Problem statement →
Reproduce the records exactly, but not the pictures.
========================
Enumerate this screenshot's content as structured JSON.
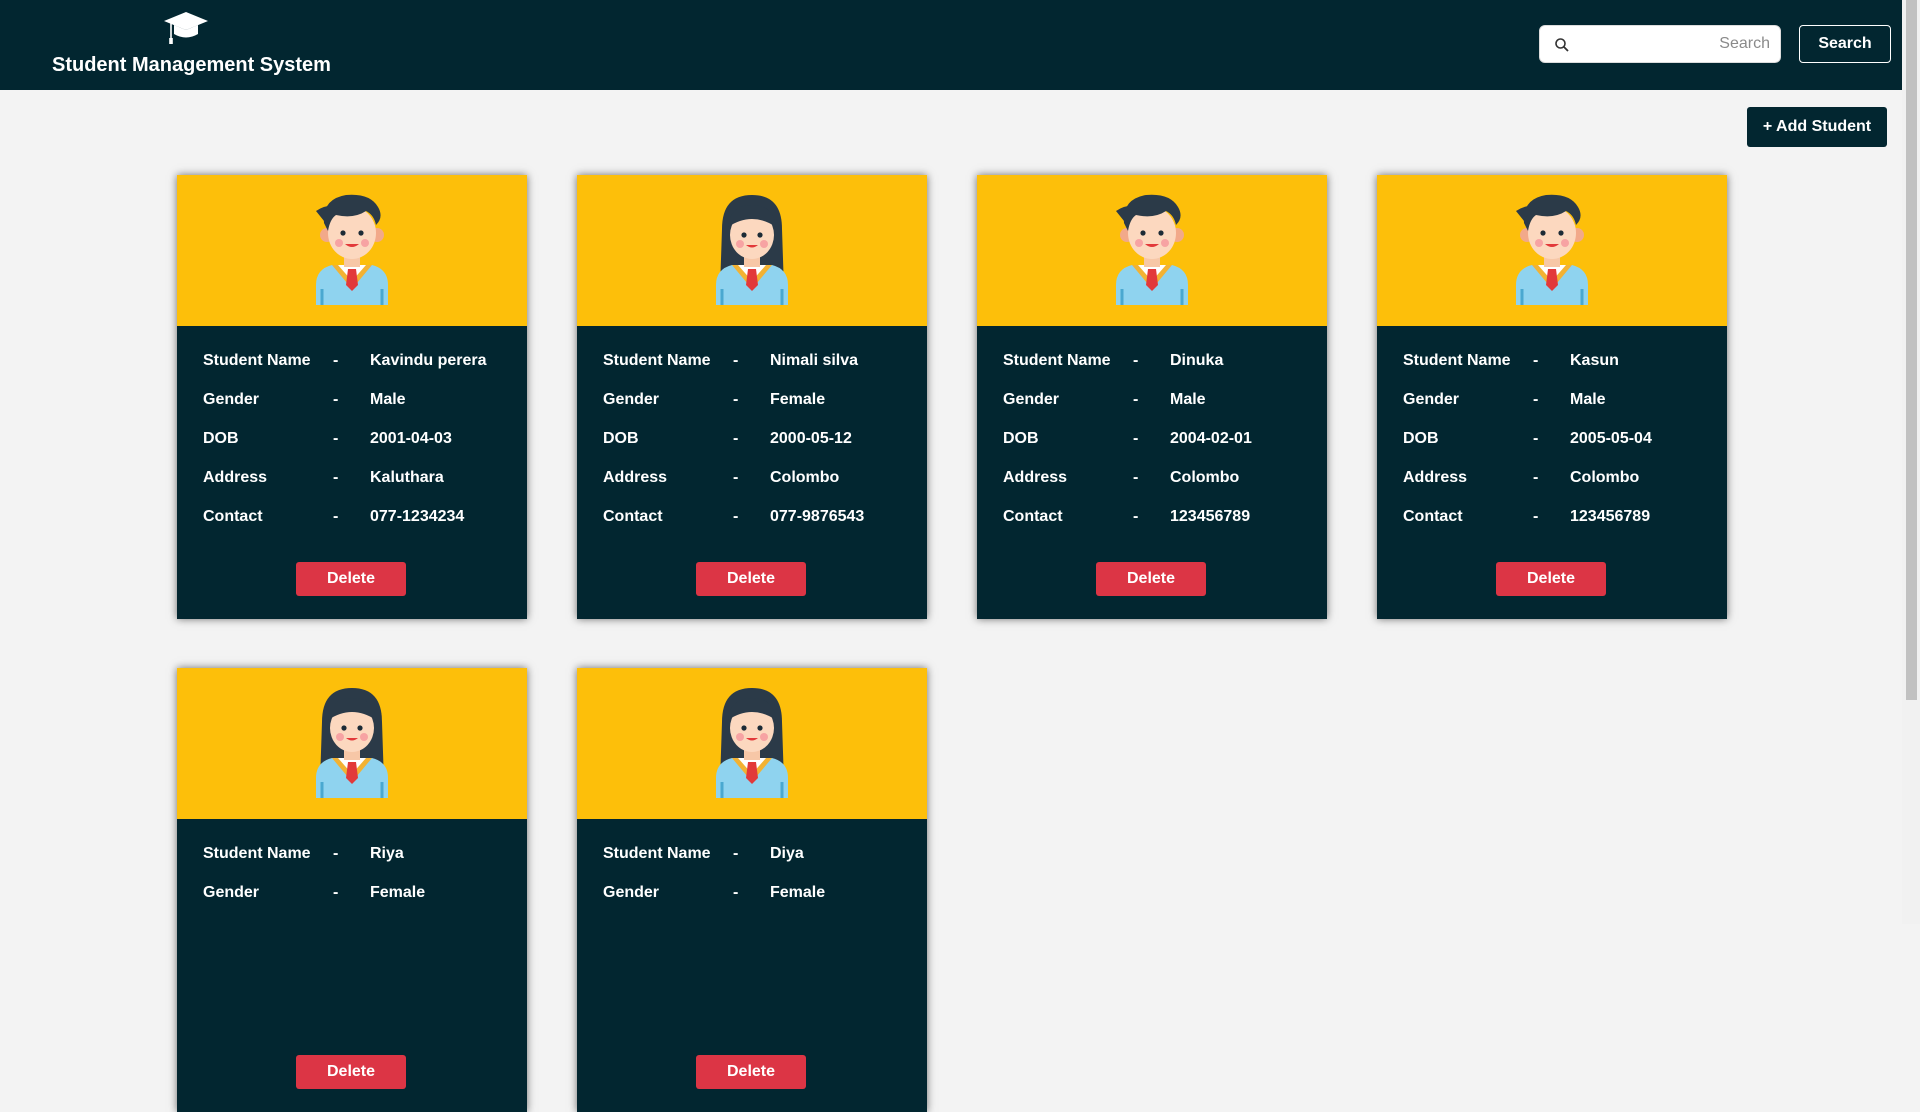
{
  "app": {
    "title": "Student Management System",
    "logo_icon": "graduation-cap-icon"
  },
  "search": {
    "placeholder": "Search",
    "value": "",
    "button_label": "Search",
    "icon": "search-icon"
  },
  "actions": {
    "add_label": "+ Add Student"
  },
  "colors": {
    "navbar": "#022630",
    "card_top": "#fdbf0a",
    "card_body": "#022630",
    "delete": "#dc3545",
    "page_bg": "#f3f3f3"
  },
  "field_labels": {
    "name": "Student Name",
    "gender": "Gender",
    "dob": "DOB",
    "address": "Address",
    "contact": "Contact",
    "separator": "-"
  },
  "delete_label": "Delete",
  "students": [
    {
      "name": "Kavindu perera",
      "gender": "Male",
      "dob": "2001-04-03",
      "address": "Kaluthara",
      "contact": "077-1234234",
      "avatar": "male-student-icon"
    },
    {
      "name": "Nimali silva",
      "gender": "Female",
      "dob": "2000-05-12",
      "address": "Colombo",
      "contact": "077-9876543",
      "avatar": "female-student-icon"
    },
    {
      "name": "Dinuka",
      "gender": "Male",
      "dob": "2004-02-01",
      "address": "Colombo",
      "contact": "123456789",
      "avatar": "male-student-icon"
    },
    {
      "name": "Kasun",
      "gender": "Male",
      "dob": "2005-05-04",
      "address": "Colombo",
      "contact": "123456789",
      "avatar": "male-student-icon"
    },
    {
      "name": "Riya",
      "gender": "Female",
      "avatar": "female-student-icon"
    },
    {
      "name": "Diya",
      "gender": "Female",
      "avatar": "female-student-icon"
    }
  ]
}
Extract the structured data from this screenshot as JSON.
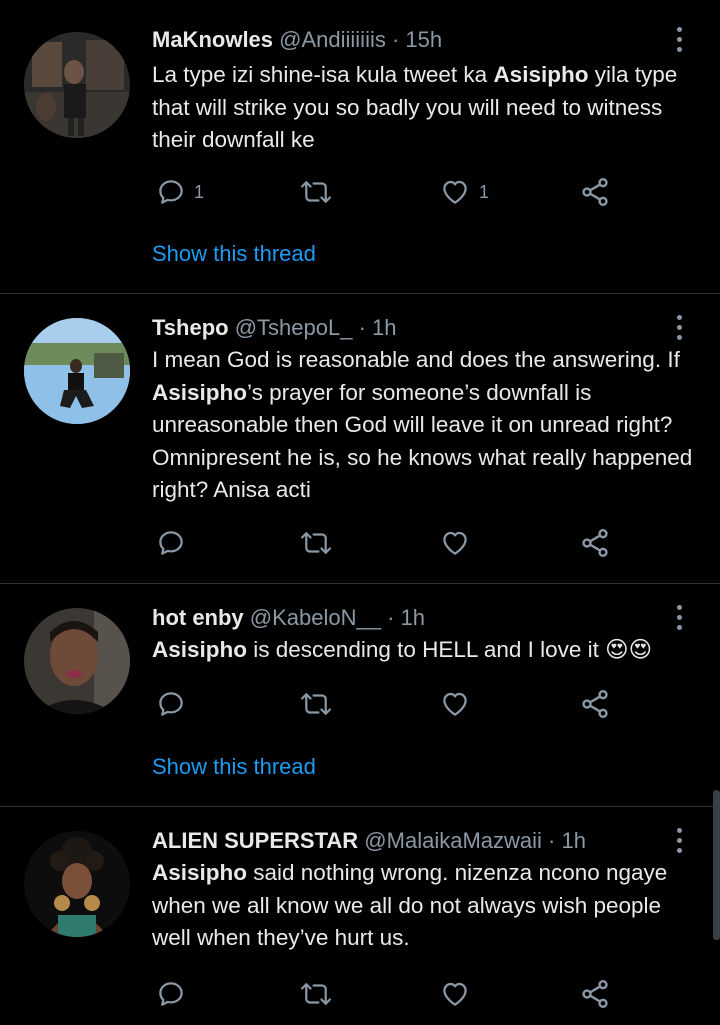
{
  "tweets": [
    {
      "name": "MaKnowles",
      "handle": "@Andiiiiiiis",
      "sep": " · ",
      "time": "15h",
      "parts": [
        {
          "text": "La type izi shine-isa kula tweet ka ",
          "bold": false
        },
        {
          "text": "Asisipho",
          "bold": true
        },
        {
          "text": " yila type that will strike you so badly you will need to witness their downfall ke",
          "bold": false
        }
      ],
      "reply_count": "1",
      "retweet_count": "",
      "like_count": "1",
      "show_thread": "Show this thread"
    },
    {
      "name": "Tshepo",
      "handle": "@TshepoL_",
      "sep": " · ",
      "time": "1h",
      "parts": [
        {
          "text": "I mean God is reasonable and does the answering. If ",
          "bold": false
        },
        {
          "text": "Asisipho",
          "bold": true
        },
        {
          "text": "’s prayer for someone’s downfall is unreasonable then God will leave it on unread right? Omnipresent he is, so he knows what really happened right? Anisa acti",
          "bold": false
        }
      ],
      "reply_count": "",
      "retweet_count": "",
      "like_count": "",
      "show_thread": ""
    },
    {
      "name": "hot enby",
      "handle": "@KabeloN__",
      "sep": " · ",
      "time": "1h",
      "parts": [
        {
          "text": "Asisipho",
          "bold": true
        },
        {
          "text": " is descending to HELL and I love it ",
          "bold": false
        }
      ],
      "emoji": "😍😍",
      "reply_count": "",
      "retweet_count": "",
      "like_count": "",
      "show_thread": "Show this thread"
    },
    {
      "name": "ALIEN SUPERSTAR",
      "handle": "@MalaikaMazwaii",
      "sep": " · ",
      "time": "1h",
      "parts": [
        {
          "text": "Asisipho",
          "bold": true
        },
        {
          "text": " said nothing wrong. nizenza ncono ngaye when we all know we all do not always wish people well when they’ve hurt us.",
          "bold": false
        }
      ],
      "reply_count": "",
      "retweet_count": "",
      "like_count": "",
      "show_thread": ""
    }
  ],
  "colors": {
    "background": "#000000",
    "text": "#e7e9ea",
    "secondary": "#8b98a5",
    "link": "#1d9bf0",
    "divider": "#2f3336"
  },
  "icons": [
    "reply-icon",
    "retweet-icon",
    "like-icon",
    "share-icon",
    "more-icon"
  ]
}
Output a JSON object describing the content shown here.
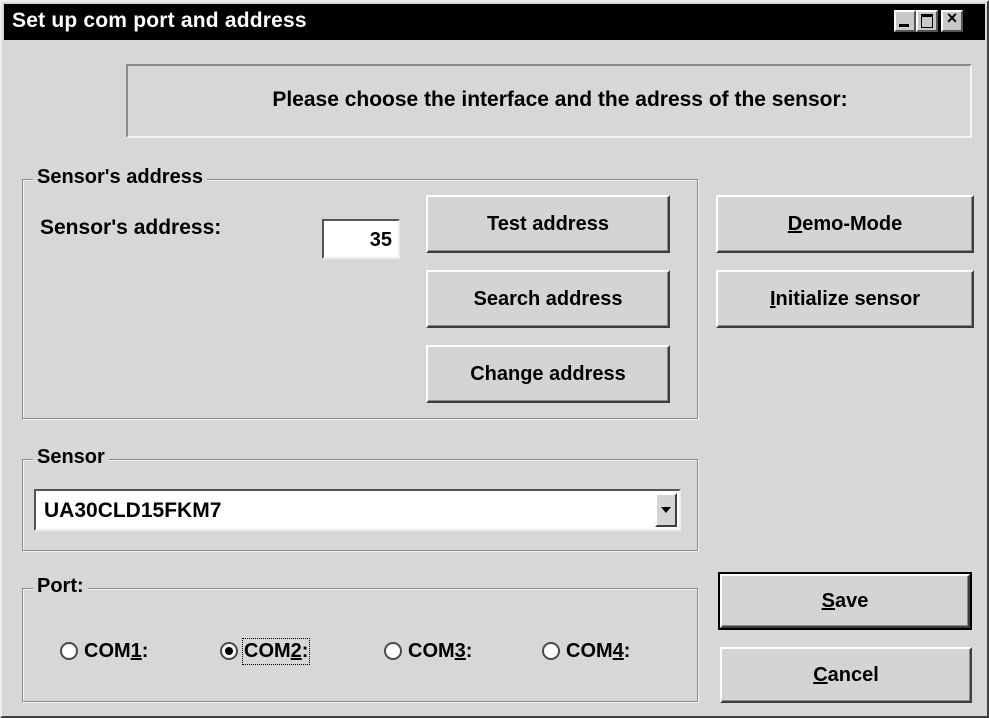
{
  "window": {
    "title": "Set up com port and address"
  },
  "banner": {
    "text": "Please choose the interface and the adress of the sensor:"
  },
  "address_group": {
    "label": "Sensor's address",
    "field_label": "Sensor's address:",
    "value": "35",
    "buttons": {
      "test": "Test address",
      "search": "Search address",
      "change": "Change address"
    }
  },
  "side_buttons": {
    "demo_accel": "D",
    "demo_rest": "emo-Mode",
    "init_accel": "I",
    "init_rest": "nitialize sensor"
  },
  "sensor_group": {
    "label": "Sensor",
    "selected": "UA30CLD15FKM7"
  },
  "port_group": {
    "label": "Port:",
    "options": [
      {
        "prefix": "COM",
        "accel": "1",
        "suffix": ":",
        "checked": false
      },
      {
        "prefix": "COM",
        "accel": "2",
        "suffix": ":",
        "checked": true
      },
      {
        "prefix": "COM",
        "accel": "3",
        "suffix": ":",
        "checked": false
      },
      {
        "prefix": "COM",
        "accel": "4",
        "suffix": ":",
        "checked": false
      }
    ]
  },
  "footer_buttons": {
    "save_accel": "S",
    "save_rest": "ave",
    "cancel_accel": "C",
    "cancel_rest": "ancel"
  }
}
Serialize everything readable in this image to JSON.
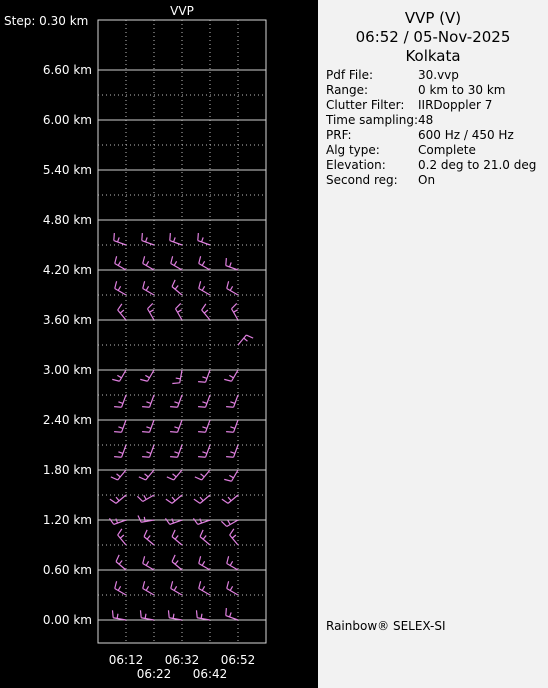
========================
Result →
Enumerate this screenshot's content as structured JSON.
{
  "app": {
    "title": "Student Management System",
    "logo_icon": "graduation-cap-icon"
  },
  "search": {
    "placeholder": "Search",
    "value": "",
    "button_label": "Search",
    "icon": "search-icon"
  },
  "actions": {
    "add_label": "+ Add Student"
  },
  "colors": {
    "navbar": "#022630",
    "card_top": "#fdbf0a",
    "card_body": "#022630",
    "delete": "#dc3545",
    "page_bg": "#f3f3f3"
  },
  "field_labels": {
    "name": "Student Name",
    "gender": "Gender",
    "dob": "DOB",
    "address": "Address",
    "contact": "Contact",
    "separator": "-"
  },
  "delete_label": "Delete",
  "students": [
    {
      "name": "Kavindu perera",
      "gender": "Male",
      "dob": "2001-04-03",
      "address": "Kaluthara",
      "contact": "077-1234234",
      "avatar": "male-student-icon"
    },
    {
      "name": "Nimali silva",
      "gender": "Female",
      "dob": "2000-05-12",
      "address": "Colombo",
      "contact": "077-9876543",
      "avatar": "female-student-icon"
    },
    {
      "name": "Dinuka",
      "gender": "Male",
      "dob": "2004-02-01",
      "address": "Colombo",
      "contact": "123456789",
      "avatar": "male-student-icon"
    },
    {
      "name": "Kasun",
      "gender": "Male",
      "dob": "2005-05-04",
      "address": "Colombo",
      "contact": "123456789",
      "avatar": "male-student-icon"
    },
    {
      "name": "Riya",
      "gender": "Female",
      "avatar": "female-student-icon"
    },
    {
      "name": "Diya",
      "gender": "Female",
      "avatar": "female-student-icon"
    }
  ]
}
Extract the structured data from this screenshot as JSON.
{
  "tweets": [
    {
      "name": "MaKnowles",
      "handle": "@Andiiiiiiis",
      "sep": " · ",
      "time": "15h",
      "parts": [
        {
          "text": "La type izi shine-isa kula tweet ka ",
          "bold": false
        },
        {
          "text": "Asisipho",
          "bold": true
        },
        {
          "text": " yila type that will strike you so badly you will need to witness their downfall ke",
          "bold": false
        }
      ],
      "reply_count": "1",
      "retweet_count": "",
      "like_count": "1",
      "show_thread": "Show this thread"
    },
    {
      "name": "Tshepo",
      "handle": "@TshepoL_",
      "sep": " · ",
      "time": "1h",
      "parts": [
        {
          "text": "I mean God is reasonable and does the answering. If ",
          "bold": false
        },
        {
          "text": "Asisipho",
          "bold": true
        },
        {
          "text": "’s prayer for someone’s downfall is unreasonable then God will leave it on unread right? Omnipresent he is, so he knows what really happened right? Anisa acti",
          "bold": false
        }
      ],
      "reply_count": "",
      "retweet_count": "",
      "like_count": "",
      "show_thread": ""
    },
    {
      "name": "hot enby",
      "handle": "@KabeloN__",
      "sep": " · ",
      "time": "1h",
      "parts": [
        {
          "text": "Asisipho",
          "bold": true
        },
        {
          "text": " is descending to HELL and I love it ",
          "bold": false
        }
      ],
      "emoji": "😍😍",
      "reply_count": "",
      "retweet_count": "",
      "like_count": "",
      "show_thread": "Show this thread"
    },
    {
      "name": "ALIEN SUPERSTAR",
      "handle": "@MalaikaMazwaii",
      "sep": " · ",
      "time": "1h",
      "parts": [
        {
          "text": "Asisipho",
          "bold": true
        },
        {
          "text": " said nothing wrong. nizenza ncono ngaye when we all know we all do not always wish people well when they’ve hurt us.",
          "bold": false
        }
      ],
      "reply_count": "",
      "retweet_count": "",
      "like_count": "",
      "show_thread": ""
    }
  ],
  "colors": {
    "background": "#000000",
    "text": "#e7e9ea",
    "secondary": "#8b98a5",
    "link": "#1d9bf0",
    "divider": "#2f3336"
  },
  "icons": [
    "reply-icon",
    "retweet-icon",
    "like-icon",
    "share-icon",
    "more-icon"
  ]
}
Output a JSON object describing the content shown here.
{
  "window": {
    "title": "Set up com port and address"
  },
  "banner": {
    "text": "Please choose the interface and the adress of the sensor:"
  },
  "address_group": {
    "label": "Sensor's address",
    "field_label": "Sensor's address:",
    "value": "35",
    "buttons": {
      "test": "Test address",
      "search": "Search address",
      "change": "Change address"
    }
  },
  "side_buttons": {
    "demo_accel": "D",
    "demo_rest": "emo-Mode",
    "init_accel": "I",
    "init_rest": "nitialize sensor"
  },
  "sensor_group": {
    "label": "Sensor",
    "selected": "UA30CLD15FKM7"
  },
  "port_group": {
    "label": "Port:",
    "options": [
      {
        "prefix": "COM",
        "accel": "1",
        "suffix": ":",
        "checked": false
      },
      {
        "prefix": "COM",
        "accel": "2",
        "suffix": ":",
        "checked": true
      },
      {
        "prefix": "COM",
        "accel": "3",
        "suffix": ":",
        "checked": false
      },
      {
        "prefix": "COM",
        "accel": "4",
        "suffix": ":",
        "checked": false
      }
    ]
  },
  "footer_buttons": {
    "save_accel": "S",
    "save_rest": "ave",
    "cancel_accel": "C",
    "cancel_rest": "ancel"
  }
}
Serialize everything readable in this image to JSON.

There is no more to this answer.